Then, long before the sun rises the next morning, Jesus disappears from Simon’s house. The whole town goes looking for him, and Simon and his friends finally find him out in “a desolate place,” far outside of town. He has been spending hours in prayer to God. “Everyone is looking for you,” they appeal to him. Why did Jesus leave? He’s become incredibly popular in Capernaum! What is he doing out in the wilderness?

In the wilderness, Jesus has been praying, talking with God. Here his mind is free from the noise of the crowds; he can rest, and can spend time with his heavenly Father. However, that is not the only reason he has left Capernaum. He tells his disciples, “Let us go on to the next towns, that I may preach there also, for that is why I came out.” Once again, his preaching ministry is his highest priority; although he is glad to perform miracles, he won’t stay in a town that becomes fixated on his miraculous abilities.

While on a journey between towns, Jesus is approached by a leper pleading to be healed. According to the law of Moses, anyone who had leprosy was pronounced unclean. Since his disease was contagious, he was placed under quarantine for as long as he had leprosy. He had to leave town, live alone in the wilderness, and announce to anyone who came near that he was unclean (Leviticus 13:45–46). This law was necessary to prevent an outbreak of leprosy, but it doomed the leprous person to a cruel and lonely existence. No one wanted to have anything to do with a revolting leper.

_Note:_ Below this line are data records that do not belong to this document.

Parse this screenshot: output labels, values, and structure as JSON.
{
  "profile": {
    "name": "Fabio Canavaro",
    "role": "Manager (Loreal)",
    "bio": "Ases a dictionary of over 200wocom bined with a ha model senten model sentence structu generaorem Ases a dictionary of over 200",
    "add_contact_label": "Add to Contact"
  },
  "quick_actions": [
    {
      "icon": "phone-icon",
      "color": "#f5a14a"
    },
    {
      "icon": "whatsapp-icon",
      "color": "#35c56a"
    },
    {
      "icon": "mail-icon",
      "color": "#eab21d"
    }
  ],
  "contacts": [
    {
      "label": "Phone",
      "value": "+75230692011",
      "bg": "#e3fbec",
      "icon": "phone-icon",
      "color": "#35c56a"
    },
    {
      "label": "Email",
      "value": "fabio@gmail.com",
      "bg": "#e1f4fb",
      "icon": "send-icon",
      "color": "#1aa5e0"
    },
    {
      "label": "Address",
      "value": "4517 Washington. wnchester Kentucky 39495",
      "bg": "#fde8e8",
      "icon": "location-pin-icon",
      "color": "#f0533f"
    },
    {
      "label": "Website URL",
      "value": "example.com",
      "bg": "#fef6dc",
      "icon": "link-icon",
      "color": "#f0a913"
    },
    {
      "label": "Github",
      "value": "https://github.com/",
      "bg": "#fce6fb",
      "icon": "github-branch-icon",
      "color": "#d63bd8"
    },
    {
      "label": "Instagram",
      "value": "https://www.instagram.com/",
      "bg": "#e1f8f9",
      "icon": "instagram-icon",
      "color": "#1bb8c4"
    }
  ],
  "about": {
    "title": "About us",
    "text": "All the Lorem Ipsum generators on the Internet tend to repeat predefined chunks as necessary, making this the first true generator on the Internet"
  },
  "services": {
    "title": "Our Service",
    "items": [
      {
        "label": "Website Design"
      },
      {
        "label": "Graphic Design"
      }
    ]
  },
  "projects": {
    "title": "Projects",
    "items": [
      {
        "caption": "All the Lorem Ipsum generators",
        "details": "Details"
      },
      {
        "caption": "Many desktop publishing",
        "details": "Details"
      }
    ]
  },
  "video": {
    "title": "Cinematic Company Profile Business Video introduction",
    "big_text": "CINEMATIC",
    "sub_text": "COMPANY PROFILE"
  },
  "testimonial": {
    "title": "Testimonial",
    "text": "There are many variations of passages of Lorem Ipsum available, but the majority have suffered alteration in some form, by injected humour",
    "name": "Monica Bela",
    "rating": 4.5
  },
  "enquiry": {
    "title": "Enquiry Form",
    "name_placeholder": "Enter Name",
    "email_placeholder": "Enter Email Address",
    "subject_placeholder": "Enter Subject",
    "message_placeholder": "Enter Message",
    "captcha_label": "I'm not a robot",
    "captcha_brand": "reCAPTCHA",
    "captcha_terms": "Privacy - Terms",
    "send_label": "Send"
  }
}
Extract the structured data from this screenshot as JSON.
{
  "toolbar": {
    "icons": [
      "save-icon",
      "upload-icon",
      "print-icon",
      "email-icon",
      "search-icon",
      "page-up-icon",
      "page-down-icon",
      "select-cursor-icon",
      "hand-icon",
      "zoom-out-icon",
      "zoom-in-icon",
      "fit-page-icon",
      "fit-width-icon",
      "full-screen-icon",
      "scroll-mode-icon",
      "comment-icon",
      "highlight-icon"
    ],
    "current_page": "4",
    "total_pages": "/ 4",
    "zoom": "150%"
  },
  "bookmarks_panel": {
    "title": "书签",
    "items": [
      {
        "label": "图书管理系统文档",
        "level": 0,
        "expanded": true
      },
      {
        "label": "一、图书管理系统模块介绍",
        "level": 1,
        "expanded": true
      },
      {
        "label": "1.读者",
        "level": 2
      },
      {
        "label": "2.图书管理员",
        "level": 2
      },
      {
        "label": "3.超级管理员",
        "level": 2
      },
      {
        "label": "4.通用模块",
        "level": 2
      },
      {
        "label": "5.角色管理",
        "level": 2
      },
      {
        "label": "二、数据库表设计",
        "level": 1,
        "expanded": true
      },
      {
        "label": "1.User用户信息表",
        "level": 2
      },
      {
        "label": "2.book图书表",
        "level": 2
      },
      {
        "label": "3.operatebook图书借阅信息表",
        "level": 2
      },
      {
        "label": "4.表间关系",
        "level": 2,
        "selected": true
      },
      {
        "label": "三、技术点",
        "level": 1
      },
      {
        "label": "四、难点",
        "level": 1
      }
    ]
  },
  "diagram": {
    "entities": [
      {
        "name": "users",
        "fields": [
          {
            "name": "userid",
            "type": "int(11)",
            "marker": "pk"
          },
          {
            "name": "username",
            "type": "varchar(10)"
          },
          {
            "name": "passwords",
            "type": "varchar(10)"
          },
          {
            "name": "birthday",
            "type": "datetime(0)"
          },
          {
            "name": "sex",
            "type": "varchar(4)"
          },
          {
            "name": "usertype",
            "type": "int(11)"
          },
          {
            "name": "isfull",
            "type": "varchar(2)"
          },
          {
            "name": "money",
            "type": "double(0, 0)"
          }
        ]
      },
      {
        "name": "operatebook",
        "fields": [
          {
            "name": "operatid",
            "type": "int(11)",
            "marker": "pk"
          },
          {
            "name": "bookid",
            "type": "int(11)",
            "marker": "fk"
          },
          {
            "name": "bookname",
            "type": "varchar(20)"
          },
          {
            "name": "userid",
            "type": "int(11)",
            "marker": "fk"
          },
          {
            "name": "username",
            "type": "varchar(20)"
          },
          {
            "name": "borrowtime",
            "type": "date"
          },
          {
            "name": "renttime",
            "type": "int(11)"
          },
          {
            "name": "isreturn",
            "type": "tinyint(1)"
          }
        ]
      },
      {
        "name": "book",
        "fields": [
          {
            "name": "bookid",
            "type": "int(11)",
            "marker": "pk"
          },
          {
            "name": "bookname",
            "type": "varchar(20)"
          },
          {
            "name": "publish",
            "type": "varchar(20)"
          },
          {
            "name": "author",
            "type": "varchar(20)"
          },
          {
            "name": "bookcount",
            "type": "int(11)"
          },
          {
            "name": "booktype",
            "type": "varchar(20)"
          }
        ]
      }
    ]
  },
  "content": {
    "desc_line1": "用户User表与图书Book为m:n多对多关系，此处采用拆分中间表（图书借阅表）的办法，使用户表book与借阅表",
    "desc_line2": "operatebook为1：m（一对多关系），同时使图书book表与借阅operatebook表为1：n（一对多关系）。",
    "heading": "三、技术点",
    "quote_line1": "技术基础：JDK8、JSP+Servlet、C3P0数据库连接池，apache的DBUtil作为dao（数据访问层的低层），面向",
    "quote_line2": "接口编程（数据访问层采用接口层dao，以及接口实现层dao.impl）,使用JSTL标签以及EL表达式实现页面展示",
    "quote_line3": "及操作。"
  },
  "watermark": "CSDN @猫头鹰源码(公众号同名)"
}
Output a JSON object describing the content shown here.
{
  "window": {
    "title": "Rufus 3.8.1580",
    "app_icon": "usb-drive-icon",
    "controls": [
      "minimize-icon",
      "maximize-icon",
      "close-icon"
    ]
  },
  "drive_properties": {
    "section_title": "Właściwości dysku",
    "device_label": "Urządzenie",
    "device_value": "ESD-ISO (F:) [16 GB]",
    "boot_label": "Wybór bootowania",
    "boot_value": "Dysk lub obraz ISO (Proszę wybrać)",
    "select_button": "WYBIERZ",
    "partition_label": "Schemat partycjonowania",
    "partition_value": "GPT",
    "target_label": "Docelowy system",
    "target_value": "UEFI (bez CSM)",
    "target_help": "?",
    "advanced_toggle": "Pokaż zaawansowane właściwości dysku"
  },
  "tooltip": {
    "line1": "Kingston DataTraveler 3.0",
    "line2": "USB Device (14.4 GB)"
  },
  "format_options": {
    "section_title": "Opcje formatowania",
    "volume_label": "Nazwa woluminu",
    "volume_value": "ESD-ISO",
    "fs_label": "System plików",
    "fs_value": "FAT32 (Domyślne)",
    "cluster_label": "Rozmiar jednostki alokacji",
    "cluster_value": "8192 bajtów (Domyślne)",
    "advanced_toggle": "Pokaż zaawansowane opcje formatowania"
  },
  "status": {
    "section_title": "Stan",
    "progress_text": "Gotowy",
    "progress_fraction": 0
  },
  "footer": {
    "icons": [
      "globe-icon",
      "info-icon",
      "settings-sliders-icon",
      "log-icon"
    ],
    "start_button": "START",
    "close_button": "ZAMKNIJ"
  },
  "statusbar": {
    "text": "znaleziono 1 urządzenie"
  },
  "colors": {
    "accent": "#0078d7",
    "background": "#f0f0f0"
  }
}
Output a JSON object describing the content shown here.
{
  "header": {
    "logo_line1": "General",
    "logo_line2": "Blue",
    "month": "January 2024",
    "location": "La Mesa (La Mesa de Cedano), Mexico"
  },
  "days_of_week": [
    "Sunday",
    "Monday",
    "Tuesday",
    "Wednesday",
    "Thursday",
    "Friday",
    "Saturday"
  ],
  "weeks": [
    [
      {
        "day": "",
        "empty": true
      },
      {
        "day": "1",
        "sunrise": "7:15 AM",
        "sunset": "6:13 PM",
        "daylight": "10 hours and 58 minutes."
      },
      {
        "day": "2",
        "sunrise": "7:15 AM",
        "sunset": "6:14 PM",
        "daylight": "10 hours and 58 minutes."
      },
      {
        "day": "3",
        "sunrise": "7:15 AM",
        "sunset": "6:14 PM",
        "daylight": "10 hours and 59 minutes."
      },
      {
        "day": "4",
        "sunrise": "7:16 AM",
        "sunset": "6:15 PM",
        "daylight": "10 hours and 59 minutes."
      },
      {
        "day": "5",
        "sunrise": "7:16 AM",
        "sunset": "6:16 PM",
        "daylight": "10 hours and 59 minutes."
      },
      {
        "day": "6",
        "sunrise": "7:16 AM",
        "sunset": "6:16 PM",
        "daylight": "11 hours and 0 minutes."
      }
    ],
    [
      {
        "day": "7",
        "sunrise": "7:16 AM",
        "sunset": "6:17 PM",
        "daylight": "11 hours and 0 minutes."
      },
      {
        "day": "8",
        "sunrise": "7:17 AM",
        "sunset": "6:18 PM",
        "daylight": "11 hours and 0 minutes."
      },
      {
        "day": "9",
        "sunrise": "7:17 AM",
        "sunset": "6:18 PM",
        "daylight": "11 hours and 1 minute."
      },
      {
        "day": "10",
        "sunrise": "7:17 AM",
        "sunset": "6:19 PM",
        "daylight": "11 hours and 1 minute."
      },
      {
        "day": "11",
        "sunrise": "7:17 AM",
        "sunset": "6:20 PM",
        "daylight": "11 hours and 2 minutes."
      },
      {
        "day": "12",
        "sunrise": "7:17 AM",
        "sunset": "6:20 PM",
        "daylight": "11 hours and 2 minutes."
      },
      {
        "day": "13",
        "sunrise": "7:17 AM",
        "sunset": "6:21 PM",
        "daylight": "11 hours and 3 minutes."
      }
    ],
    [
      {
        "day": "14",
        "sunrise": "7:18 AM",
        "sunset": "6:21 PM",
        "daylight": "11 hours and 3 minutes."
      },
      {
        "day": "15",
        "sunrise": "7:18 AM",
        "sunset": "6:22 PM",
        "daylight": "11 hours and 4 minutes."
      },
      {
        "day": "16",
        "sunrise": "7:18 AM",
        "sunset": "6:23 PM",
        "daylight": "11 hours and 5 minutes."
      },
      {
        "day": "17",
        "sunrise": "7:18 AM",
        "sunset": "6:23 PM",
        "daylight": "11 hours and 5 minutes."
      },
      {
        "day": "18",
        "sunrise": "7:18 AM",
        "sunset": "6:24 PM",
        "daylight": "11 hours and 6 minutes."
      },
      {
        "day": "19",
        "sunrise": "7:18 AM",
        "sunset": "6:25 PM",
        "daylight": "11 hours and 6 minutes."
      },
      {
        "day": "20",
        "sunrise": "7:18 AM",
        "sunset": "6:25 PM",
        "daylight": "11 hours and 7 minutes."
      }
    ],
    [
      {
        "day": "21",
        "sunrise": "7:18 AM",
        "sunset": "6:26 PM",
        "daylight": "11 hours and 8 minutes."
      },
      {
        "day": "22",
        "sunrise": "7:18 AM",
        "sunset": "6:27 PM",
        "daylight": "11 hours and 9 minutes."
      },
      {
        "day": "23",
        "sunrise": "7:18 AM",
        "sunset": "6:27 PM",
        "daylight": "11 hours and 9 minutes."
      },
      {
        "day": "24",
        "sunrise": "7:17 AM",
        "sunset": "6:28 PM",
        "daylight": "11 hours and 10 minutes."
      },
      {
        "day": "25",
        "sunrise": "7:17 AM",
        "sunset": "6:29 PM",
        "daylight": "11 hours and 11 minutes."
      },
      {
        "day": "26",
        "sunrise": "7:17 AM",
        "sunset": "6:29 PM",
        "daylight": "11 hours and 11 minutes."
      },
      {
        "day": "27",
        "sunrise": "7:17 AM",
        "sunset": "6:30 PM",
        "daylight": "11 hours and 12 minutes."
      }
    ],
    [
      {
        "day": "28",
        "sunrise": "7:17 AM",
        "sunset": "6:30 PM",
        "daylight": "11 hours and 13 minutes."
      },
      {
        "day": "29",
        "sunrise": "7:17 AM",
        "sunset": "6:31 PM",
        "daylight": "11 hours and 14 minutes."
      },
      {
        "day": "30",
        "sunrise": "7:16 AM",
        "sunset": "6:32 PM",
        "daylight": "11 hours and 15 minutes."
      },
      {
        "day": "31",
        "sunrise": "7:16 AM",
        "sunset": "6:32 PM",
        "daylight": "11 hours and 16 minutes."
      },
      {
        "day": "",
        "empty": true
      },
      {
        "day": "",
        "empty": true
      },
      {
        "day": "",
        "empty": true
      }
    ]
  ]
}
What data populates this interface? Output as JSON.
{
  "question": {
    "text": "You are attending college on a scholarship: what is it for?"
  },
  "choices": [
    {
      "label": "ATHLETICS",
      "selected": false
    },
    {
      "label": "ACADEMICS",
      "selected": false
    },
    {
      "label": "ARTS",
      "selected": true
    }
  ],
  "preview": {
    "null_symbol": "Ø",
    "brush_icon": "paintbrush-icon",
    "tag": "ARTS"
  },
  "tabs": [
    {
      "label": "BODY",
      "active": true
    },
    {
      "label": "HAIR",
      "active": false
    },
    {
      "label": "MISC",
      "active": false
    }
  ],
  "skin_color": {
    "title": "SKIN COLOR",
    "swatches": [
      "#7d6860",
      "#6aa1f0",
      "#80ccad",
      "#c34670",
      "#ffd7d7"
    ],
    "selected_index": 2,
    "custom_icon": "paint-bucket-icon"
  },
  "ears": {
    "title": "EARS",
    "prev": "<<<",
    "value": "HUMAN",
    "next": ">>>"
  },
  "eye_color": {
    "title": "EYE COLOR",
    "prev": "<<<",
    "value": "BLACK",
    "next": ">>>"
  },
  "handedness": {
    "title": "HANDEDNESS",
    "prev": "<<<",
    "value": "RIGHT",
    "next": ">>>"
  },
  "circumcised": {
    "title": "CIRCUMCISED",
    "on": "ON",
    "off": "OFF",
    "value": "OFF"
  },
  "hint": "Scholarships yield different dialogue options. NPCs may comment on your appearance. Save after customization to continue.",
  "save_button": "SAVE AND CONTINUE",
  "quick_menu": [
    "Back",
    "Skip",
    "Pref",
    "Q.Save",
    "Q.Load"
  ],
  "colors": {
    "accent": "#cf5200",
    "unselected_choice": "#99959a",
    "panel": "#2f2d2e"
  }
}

For this man, Jesus represents not only a chance to be healed, but a chance to rejoin society again. And Jesus feels such gut-wrenching compassion for him that he reaches out toward him. For the first time since leprosy broke out on his skin, the man feels another human being touch him. And at once, he is healed.

That touch becomes the pivot point of Mark’s account. Up until this time, Jesus could enjoy the company of his followers in town, and he can travel to the wilderness to spend time abiding with God. Not any more. Although he warns the man not to tell anyone how he has been healed, the man is so excited—can you blame him?—that he spreads the news to anyone who will listen. Before long, Jesus can’t enter town anymore, and even the wilderness is no longer a refuge from the crowds. They surround him all the time now, pleading for help. There is no escape from the celebrity status he has been trying to avoid. The irony is that when he touched this leper (an act that should have made him unclean, according to the law), Jesus offered the man a chance to rejoin society again, to leave the wilderness, to live again among other people, to enjoy their company. As for Jesus, he can no longer enjoy the company of his followers but has been driven out into the wilderness by the crowds. He takes the leper’s place.

Mark seems to describe Jesus as being pulled in two directions. On the one hand, he has a mission to accomplish, followers to train, and good news to preach. On the other hand, his compassion for other people is so intense that he feels compelled to help them, even if it means attracting an inconvenient and sometimes dangerous crowd.

I suppose at this point we could turn this story into a moral example for us. We could start feeling ashamed because we don’t love people as much as Jesus did; we could resolve to do a better job of following Jesus’ example. It wouldn’t be inappropriate.

For now, though, let’s not do that. Let’s simply sit for a while and watch Jesus as Mark’s story unfolds. How he longs to spend time alone with his Father; how he wants to pour himself and his teaching into his followers. But he is simply so compassionate that he can’t turn away anyone who pleads with him for help. No one is a nuisance to him. Not even you.